He never exhibited rudeness, lost control of himself, or turned violent. No one ever saw him sweat. Everything was to be approached logically and with due consideration in a calm and orderly fashion, but decisively, and with no loose ends.” Marcus Aurelius, Meditations
Self-efficacy, more than any other trait, defines a great leader. Those who possess self-efficacy are confident in their abilities to succeed in any situation. At the same time, they openly acknowledge their shortcomings, knowing when to yield the floor to experts.
Acknowledgement of one’s own failures is an unnatural process. Successful leadership requires several other equally unnatural processes, including the restraint of emotion, indifference to praise, and unfailing optimism.
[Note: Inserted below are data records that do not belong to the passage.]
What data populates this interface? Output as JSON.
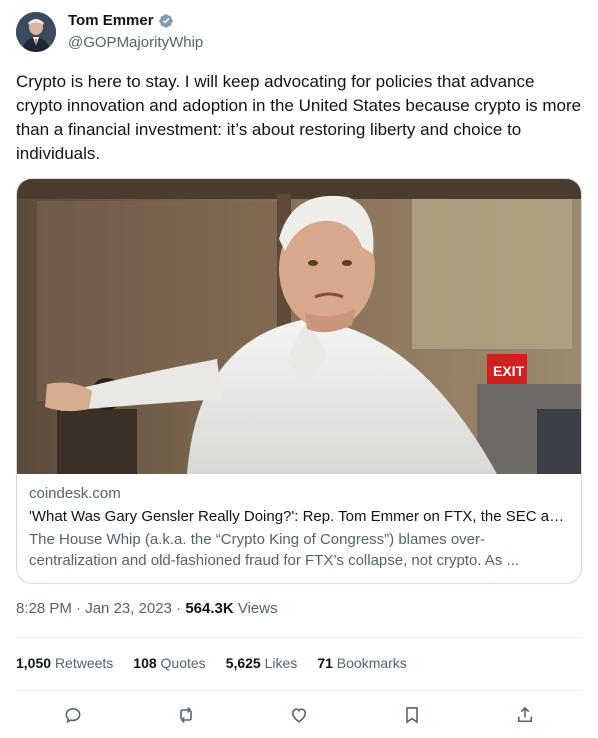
{
  "author": {
    "name": "Tom Emmer",
    "handle": "@GOPMajorityWhip",
    "verified_icon": "verified-badge-icon"
  },
  "tweet": {
    "text": "Crypto is here to stay. I will keep advocating for policies that advance crypto innovation and adoption in the United States because crypto is more than a financial investment: it’s about restoring liberty and choice to individuals."
  },
  "card": {
    "domain": "coindesk.com",
    "title": "'What Was Gary Gensler Really Doing?': Rep. Tom Emmer on FTX, the SEC and...",
    "description": "The House Whip (a.k.a. the “Crypto King of Congress”) blames over-centralization and old-fashioned fraud for FTX’s collapse, not crypto. As ..."
  },
  "meta": {
    "time": "8:28 PM",
    "separator1": "·",
    "date": "Jan 23, 2023",
    "separator2": "·",
    "views_count": "564.3K",
    "views_label": "Views"
  },
  "stats": {
    "retweets_count": "1,050",
    "retweets_label": "Retweets",
    "quotes_count": "108",
    "quotes_label": "Quotes",
    "likes_count": "5,625",
    "likes_label": "Likes",
    "bookmarks_count": "71",
    "bookmarks_label": "Bookmarks"
  },
  "actions": {
    "reply": "reply-icon",
    "retweet": "retweet-icon",
    "like": "heart-icon",
    "bookmark": "bookmark-icon",
    "share": "share-icon"
  },
  "colors": {
    "text_primary": "#0f1419",
    "text_secondary": "#536471",
    "verified": "#829aab",
    "border": "#cfd9de"
  }
}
Meditations, written by Marcus Aurelius some 1800 years ago, continues to shape the thoughts of leaders around the globe to this day. Perhaps the single greatest piece of advice Aurelius gives us is to slow down when faced with a difficult decision, and to imagine how someone we respect might approach the dilemma. By stepping away from the situation and analyzing it objectively in this way, we are able to make decisions governed by reason, and not emotion.
Inspired by Meditations, these seven thoughts will help you run your start-up in the spirit of Rome’s greatest emperor.
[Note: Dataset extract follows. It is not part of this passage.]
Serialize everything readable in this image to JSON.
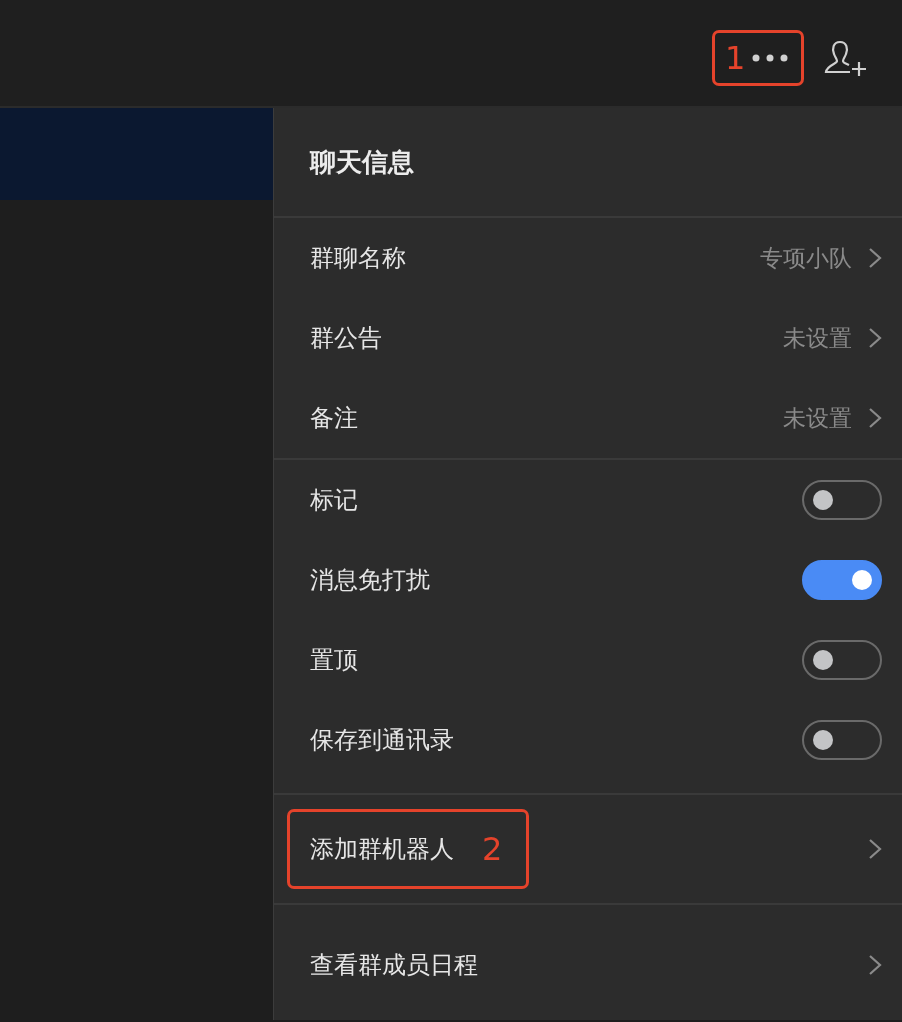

Tolerate those who question your views. “The truth never harmed anyone — what harms us is to persist in self-deceit and ignorance.”
Make so no one ever has to speculate about your attitude. Additionally, eliminate all that is not essential in your communications — at every moment, ask yourself, “Is this necessary?”
Don’t be satisfied with getting the gist of it — pay discreet attention to minor details. Practice really hearing what people say, and don’t break off the discussion prematurely. “Enter others minds and let them enter yours.”
Don’t talk about what limits you. Instead, focus on how you can move forward with the limitations in mind. “View each setback as an opportunity — the situation nature provides you to learn, to grow, and to become what you need to be.”
Be tolerant with others, and strict with yourself. “When faced with people’s bad behavior, turn around and ask when you have acted like that.” Always remember how much more damage anger and grief do than the things that cause them.
“Don’t feel exasperated, defeated, or despondent because your days aren’t packed with wise and moral actions. Get back up when you fail. Celebrate behaving like a human — however imperfectly — and fully embrace the pursuit you’ve embarked on.”
“Ambition means tying your well-being to what other people say or do. Self-indulgence means tying it to the things that happen to you. Sanity means tying it to your own actions.” Choose what’s right, and move forward confidently.